  5. http://199.96.2.32/AHRAArticles/AHRAArticles.dll/Show?ID=272 -Very good Example of RCA activities for MRI Adverse Events at Hospital outside VHA (Radiology Management Article)

Return to top of page

 

Staff of Aesculapius in a green cross Links

Flying Objects!
Vivid examples of what can happen when you bring metal objects near an MRI. Several interesting pictures of chairs and oxygen tanks that fly into the MR machinery.
http://www.simplyphysics.com/flying_objects.html
VA National Center for Patient Safety Intranet
NCPS Intranet available to VA internal viewers.
http://vaww.ncps.med.va.gov
VA National Center for Patient Safety Internet
NCPS Internet home available to the public.
http://www.patientsafety.gov
American College of Radiology
Navigate to accreditation or standards
http:// www.acr.org
Diagnostic imaging online magazine
News article: Metal detector promises increased safety in MR suites.
http://dimag.com/dinews/2004041302.shtm
ECRI. Use of equipment in the magnetic resonance (MR) environment. Health Devices.
Draft, under review, to be published December 2001.(contact Lori King)
http://www.ecri.org
FDA's MRI Working Group report (1997)
A Primer on Medical Device Interactions with Magnetic Resonance Imaging Systems
http://www.fda.gov/cdrh/ode/primerf6.html
MRI Safety: Everyone's job by John D. Kerr
Very good Example of RCA activities for MRI Adverse Events at Hospital outside VHA
http://www.ahraonline.org/AHRAArticles/AHRAArticles.dll/Show?ID=272
NE Wisconsin MRI Center MR Safety Precautions
Listing of many common metal implants and their MR compatibility.
http://www.newmri.com/html/mr_safety.asp
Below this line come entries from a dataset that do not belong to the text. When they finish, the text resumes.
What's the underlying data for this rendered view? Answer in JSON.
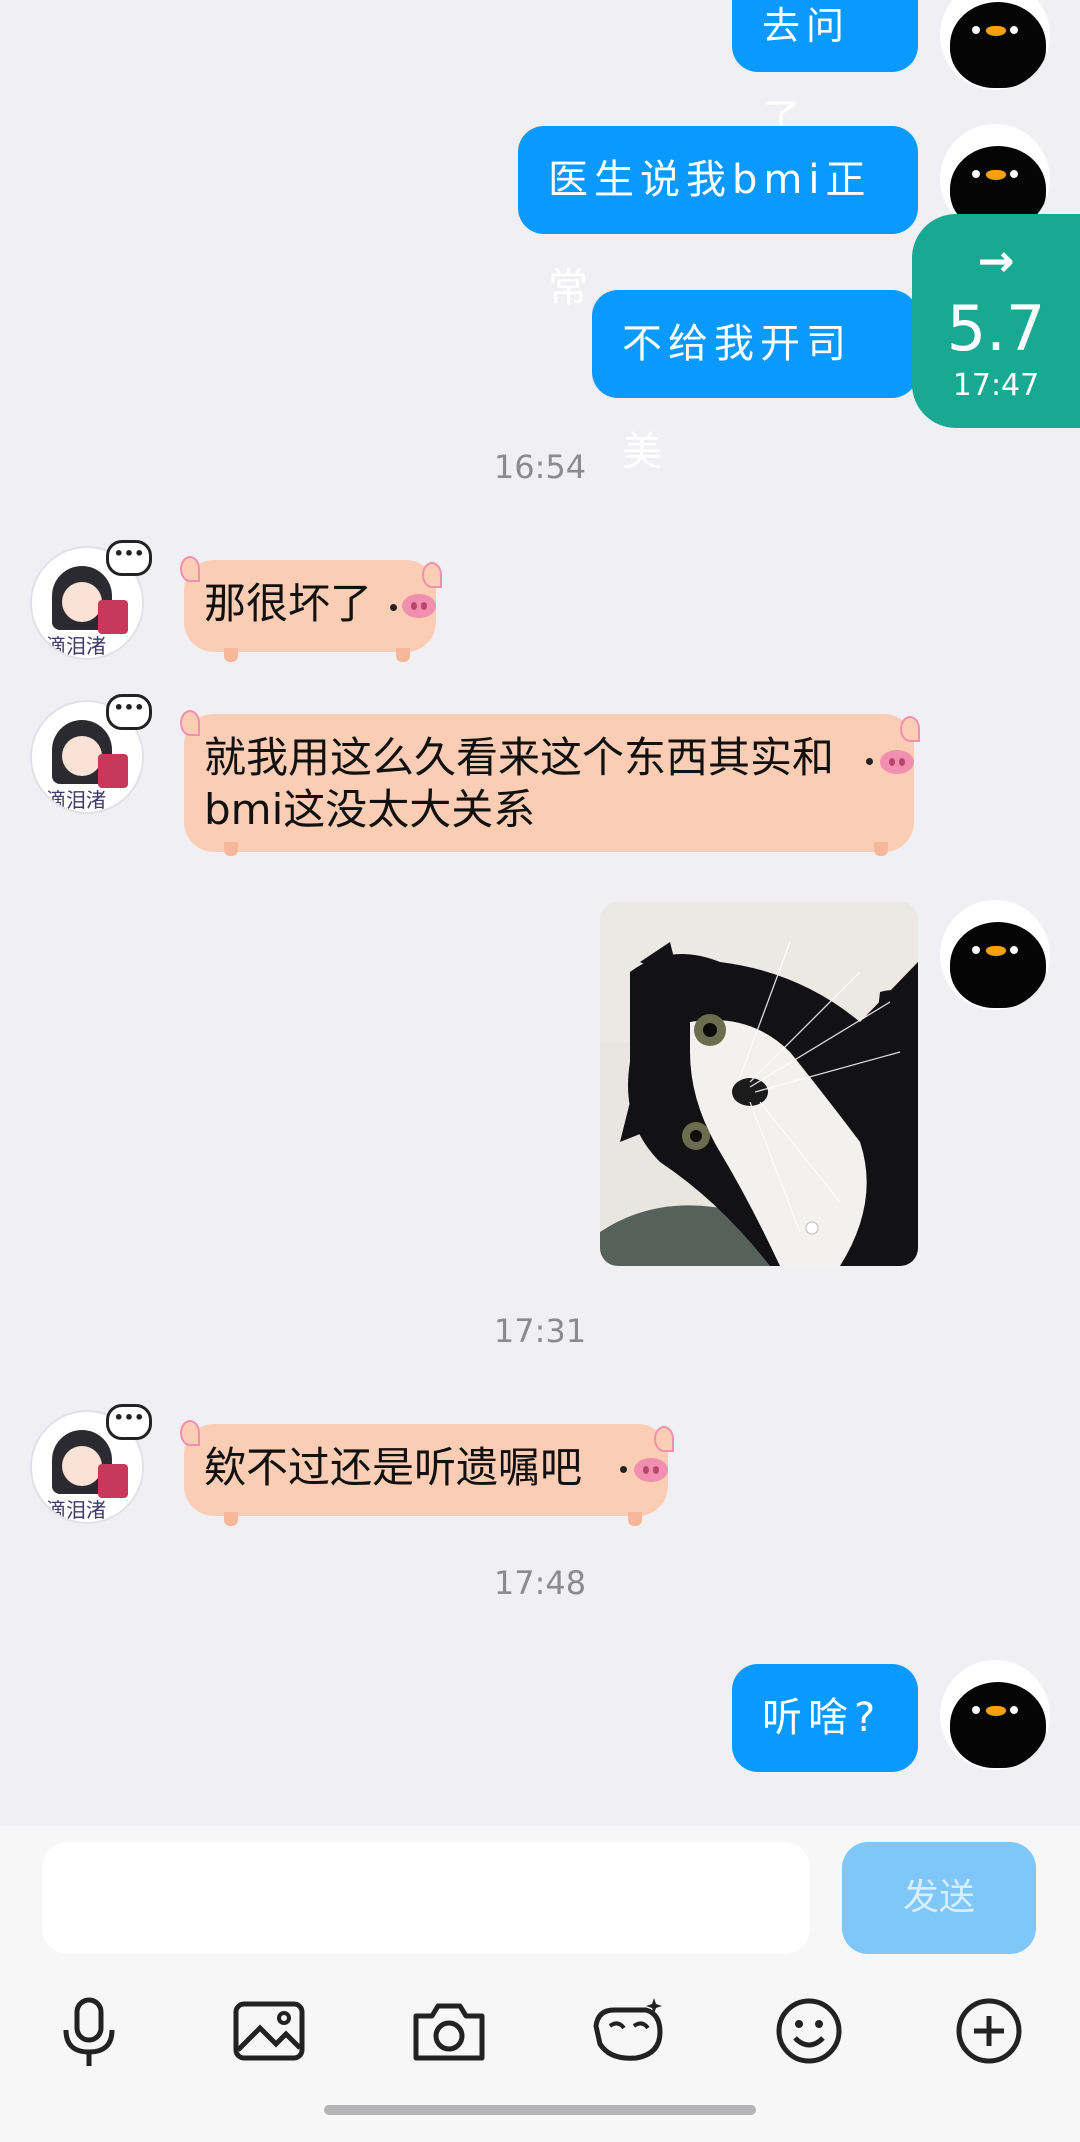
{
  "messages": [
    {
      "side": "me",
      "text": "去问了"
    },
    {
      "side": "me",
      "text": "医生说我bmi正常"
    },
    {
      "side": "me",
      "text": "不给我开司美"
    },
    {
      "type": "time",
      "text": "16:54"
    },
    {
      "side": "friend",
      "text": "那很坏了"
    },
    {
      "side": "friend",
      "text": "就我用这么久看来这个东西其实和bmi这没太大关系"
    },
    {
      "side": "me",
      "type": "image",
      "image_icon": "cat-photo"
    },
    {
      "type": "time",
      "text": "17:31"
    },
    {
      "side": "friend",
      "text": "欸不过还是听遗嘱吧"
    },
    {
      "type": "time",
      "text": "17:48"
    },
    {
      "side": "me",
      "text": "听啥?"
    }
  ],
  "friend": {
    "avatar_name": "滴泪渚",
    "status_icon": "more-dots-icon"
  },
  "badge": {
    "arrow": "→",
    "value": "5.7",
    "time": "17:47",
    "color": "#19a892"
  },
  "composer": {
    "send_label": "发送",
    "placeholder": ""
  },
  "toolbar": {
    "icons": [
      "microphone-icon",
      "image-icon",
      "camera-icon",
      "sticker-icon",
      "emoji-icon",
      "plus-icon"
    ]
  },
  "colors": {
    "my_bubble": "#0a99ff",
    "friend_bubble": "#fccdb5",
    "background": "#efeff4",
    "send_button": "#7fc6f9"
  }
}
Department of Veterans Affairs Seal

  Return to top of page
URL of this page: http://www.patientsafety.gov/SafetyTopics/mrihazardsummary.html

Department of Veterans Affairs
Veterans Health Administration
National Center for Patient Safety
24 Frank Lloyd Wright Drive, Lobby M
PO Box 486
Ann Arbor, MI 48106-0486
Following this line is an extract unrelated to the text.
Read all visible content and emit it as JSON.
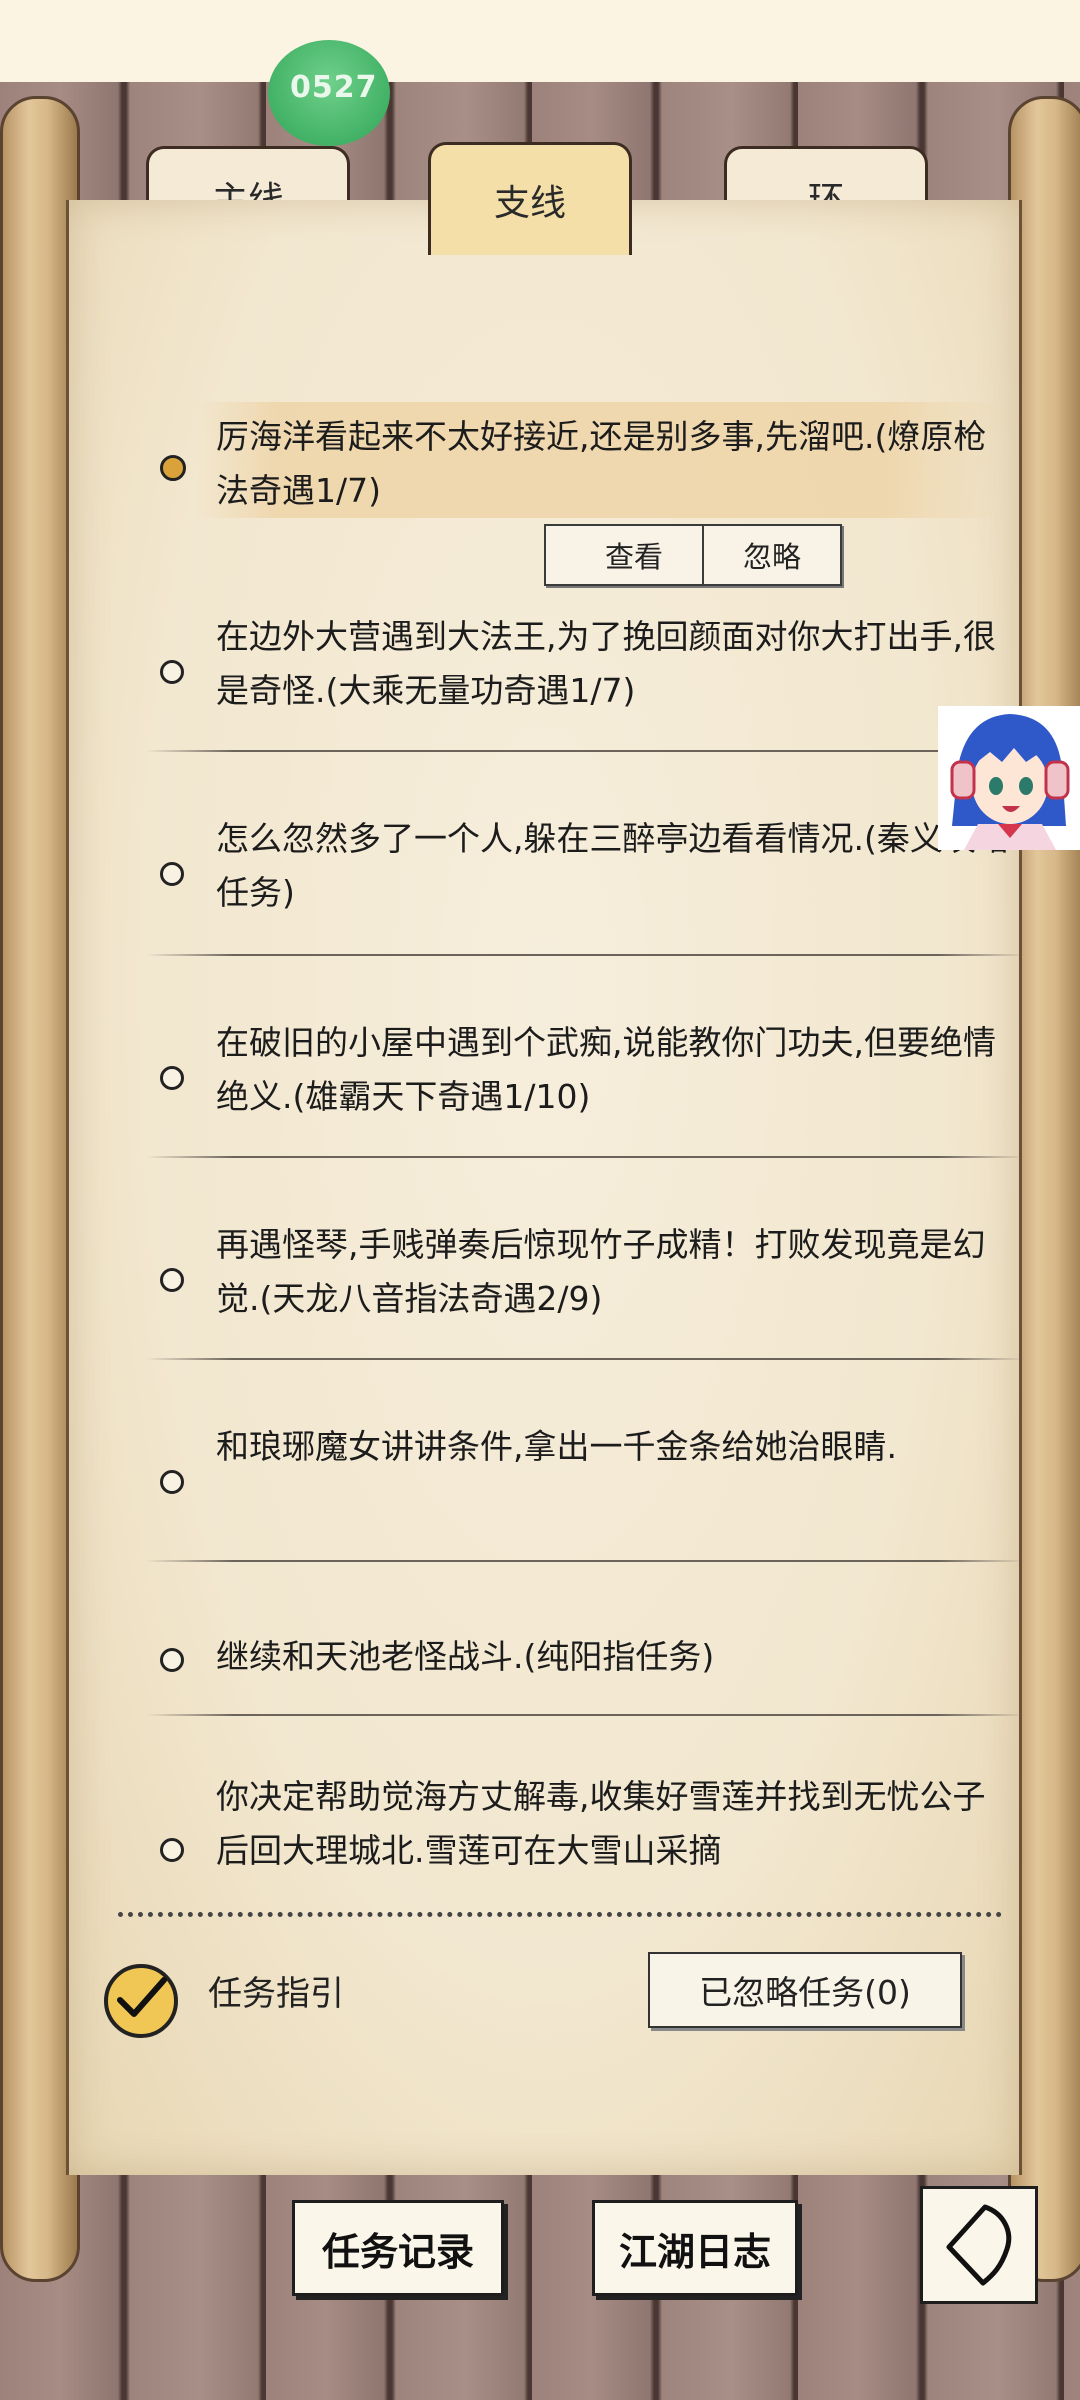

Send web site suggestions/comments/technical difficulties to: NCPS Webmaster
Last Update: 11/9/2005

NCPS Home | Culture Change: Prevention, Not Punishment | Alerts and Advisories | Patient Safety for Patients | NCPS in Action
Newsroom | Safety Resources | FAQ | NCPS Glossary | Contact Us

VA Homepage | About the VHA | Office of Intergovernmental Affairs | Accessibility Information | Viewer Software | Privacy Statement | Disclaimer